This workflow publishes to both Github Packages and Docker Hub, and you'll probably benefit from having your images in both place during this transition period.

name: Publish Docker image
on:
  release:
    types: [published]
jobs:
  push_to_registries:
    name: Push Docker image to multiple registries
    runs-on: ubuntu-latest
    steps:
      - name: Check out the repo
        uses: actions/checkout@v2
      - name: Push to Docker Hub
        uses: docker/build-push-action@v1
        with:
          username: ${{ secrets.DOCKER_USERNAME }}
          password: ${{ secrets.DOCKER_PASSWORD }}
          repository: my-docker-hub-namespace/my-docker-hub-repository
          tag_with_ref: true
      - name: Push to GitHub Packages
        uses: docker/build-push-action@v1
        with:
          username: ${{ github.actor }}
          password: ${{ secrets.GITHUB_TOKEN }}
          registry: docker.pkg.github.com
          repository: my-org/my-repo/my-image
          tag_with_ref: true
Enter fullscreen mode Exit fullscreen mode

A little caution

Github Packages is a new service, and it's only keeping packages around forever because not many people have dumped containers on it yet.

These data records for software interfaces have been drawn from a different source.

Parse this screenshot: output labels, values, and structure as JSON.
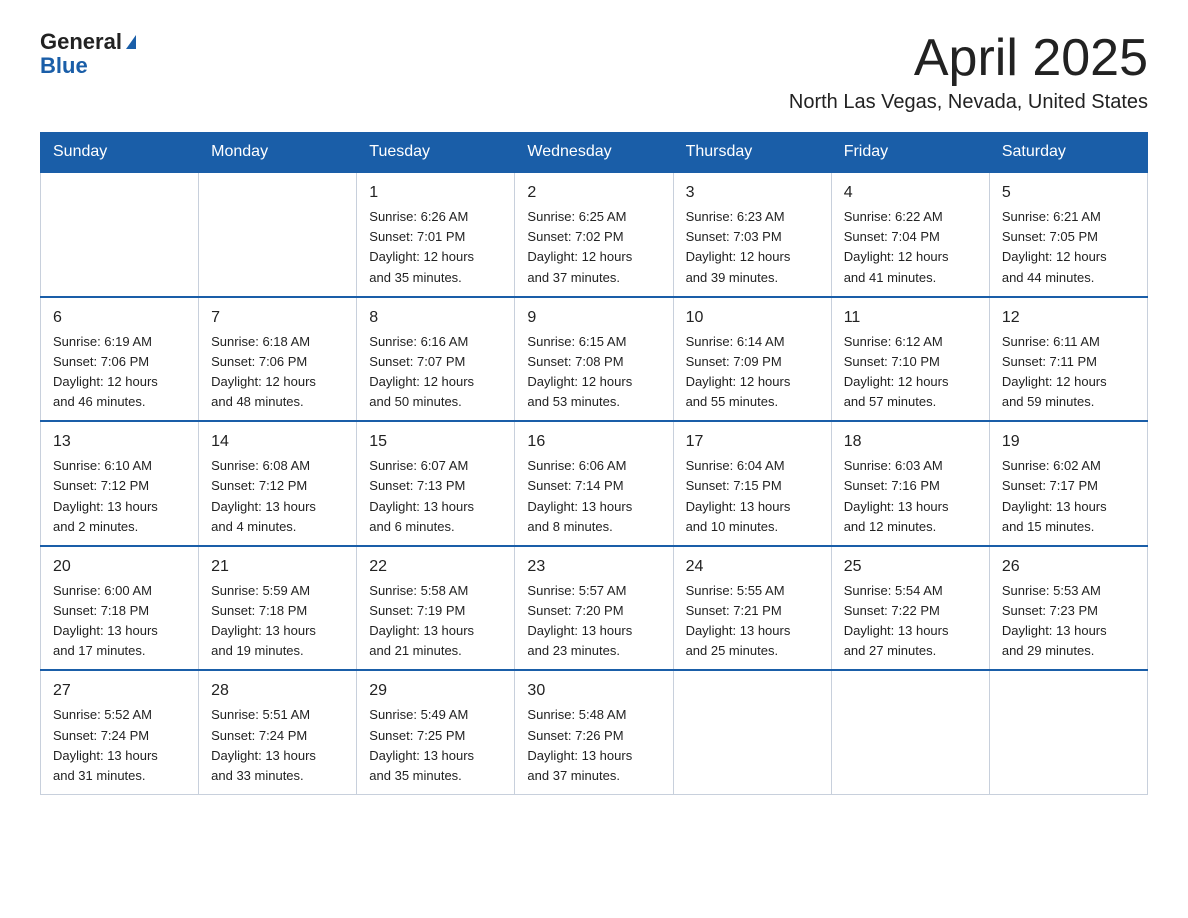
{
  "logo": {
    "line1": "General",
    "line2": "Blue"
  },
  "title": "April 2025",
  "subtitle": "North Las Vegas, Nevada, United States",
  "days_of_week": [
    "Sunday",
    "Monday",
    "Tuesday",
    "Wednesday",
    "Thursday",
    "Friday",
    "Saturday"
  ],
  "weeks": [
    [
      {
        "day": "",
        "info": ""
      },
      {
        "day": "",
        "info": ""
      },
      {
        "day": "1",
        "info": "Sunrise: 6:26 AM\nSunset: 7:01 PM\nDaylight: 12 hours\nand 35 minutes."
      },
      {
        "day": "2",
        "info": "Sunrise: 6:25 AM\nSunset: 7:02 PM\nDaylight: 12 hours\nand 37 minutes."
      },
      {
        "day": "3",
        "info": "Sunrise: 6:23 AM\nSunset: 7:03 PM\nDaylight: 12 hours\nand 39 minutes."
      },
      {
        "day": "4",
        "info": "Sunrise: 6:22 AM\nSunset: 7:04 PM\nDaylight: 12 hours\nand 41 minutes."
      },
      {
        "day": "5",
        "info": "Sunrise: 6:21 AM\nSunset: 7:05 PM\nDaylight: 12 hours\nand 44 minutes."
      }
    ],
    [
      {
        "day": "6",
        "info": "Sunrise: 6:19 AM\nSunset: 7:06 PM\nDaylight: 12 hours\nand 46 minutes."
      },
      {
        "day": "7",
        "info": "Sunrise: 6:18 AM\nSunset: 7:06 PM\nDaylight: 12 hours\nand 48 minutes."
      },
      {
        "day": "8",
        "info": "Sunrise: 6:16 AM\nSunset: 7:07 PM\nDaylight: 12 hours\nand 50 minutes."
      },
      {
        "day": "9",
        "info": "Sunrise: 6:15 AM\nSunset: 7:08 PM\nDaylight: 12 hours\nand 53 minutes."
      },
      {
        "day": "10",
        "info": "Sunrise: 6:14 AM\nSunset: 7:09 PM\nDaylight: 12 hours\nand 55 minutes."
      },
      {
        "day": "11",
        "info": "Sunrise: 6:12 AM\nSunset: 7:10 PM\nDaylight: 12 hours\nand 57 minutes."
      },
      {
        "day": "12",
        "info": "Sunrise: 6:11 AM\nSunset: 7:11 PM\nDaylight: 12 hours\nand 59 minutes."
      }
    ],
    [
      {
        "day": "13",
        "info": "Sunrise: 6:10 AM\nSunset: 7:12 PM\nDaylight: 13 hours\nand 2 minutes."
      },
      {
        "day": "14",
        "info": "Sunrise: 6:08 AM\nSunset: 7:12 PM\nDaylight: 13 hours\nand 4 minutes."
      },
      {
        "day": "15",
        "info": "Sunrise: 6:07 AM\nSunset: 7:13 PM\nDaylight: 13 hours\nand 6 minutes."
      },
      {
        "day": "16",
        "info": "Sunrise: 6:06 AM\nSunset: 7:14 PM\nDaylight: 13 hours\nand 8 minutes."
      },
      {
        "day": "17",
        "info": "Sunrise: 6:04 AM\nSunset: 7:15 PM\nDaylight: 13 hours\nand 10 minutes."
      },
      {
        "day": "18",
        "info": "Sunrise: 6:03 AM\nSunset: 7:16 PM\nDaylight: 13 hours\nand 12 minutes."
      },
      {
        "day": "19",
        "info": "Sunrise: 6:02 AM\nSunset: 7:17 PM\nDaylight: 13 hours\nand 15 minutes."
      }
    ],
    [
      {
        "day": "20",
        "info": "Sunrise: 6:00 AM\nSunset: 7:18 PM\nDaylight: 13 hours\nand 17 minutes."
      },
      {
        "day": "21",
        "info": "Sunrise: 5:59 AM\nSunset: 7:18 PM\nDaylight: 13 hours\nand 19 minutes."
      },
      {
        "day": "22",
        "info": "Sunrise: 5:58 AM\nSunset: 7:19 PM\nDaylight: 13 hours\nand 21 minutes."
      },
      {
        "day": "23",
        "info": "Sunrise: 5:57 AM\nSunset: 7:20 PM\nDaylight: 13 hours\nand 23 minutes."
      },
      {
        "day": "24",
        "info": "Sunrise: 5:55 AM\nSunset: 7:21 PM\nDaylight: 13 hours\nand 25 minutes."
      },
      {
        "day": "25",
        "info": "Sunrise: 5:54 AM\nSunset: 7:22 PM\nDaylight: 13 hours\nand 27 minutes."
      },
      {
        "day": "26",
        "info": "Sunrise: 5:53 AM\nSunset: 7:23 PM\nDaylight: 13 hours\nand 29 minutes."
      }
    ],
    [
      {
        "day": "27",
        "info": "Sunrise: 5:52 AM\nSunset: 7:24 PM\nDaylight: 13 hours\nand 31 minutes."
      },
      {
        "day": "28",
        "info": "Sunrise: 5:51 AM\nSunset: 7:24 PM\nDaylight: 13 hours\nand 33 minutes."
      },
      {
        "day": "29",
        "info": "Sunrise: 5:49 AM\nSunset: 7:25 PM\nDaylight: 13 hours\nand 35 minutes."
      },
      {
        "day": "30",
        "info": "Sunrise: 5:48 AM\nSunset: 7:26 PM\nDaylight: 13 hours\nand 37 minutes."
      },
      {
        "day": "",
        "info": ""
      },
      {
        "day": "",
        "info": ""
      },
      {
        "day": "",
        "info": ""
      }
    ]
  ]
}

As soon as it overflows with petabytes of packages however, then Github might decide to purge inactive packages too if they are running out of space. But you don't need to worry about this, for the foreseeable future.

Then again, Github is owned by Microsoft so they could just make use of free Azure storage from them.

After all, Docker Hub also started off small like that with unlimited retention, until it grew into the large state it is today. So although storage space is advertised as unlimited to us, eventually, people run out of space behind the scenes.

Discussion (0)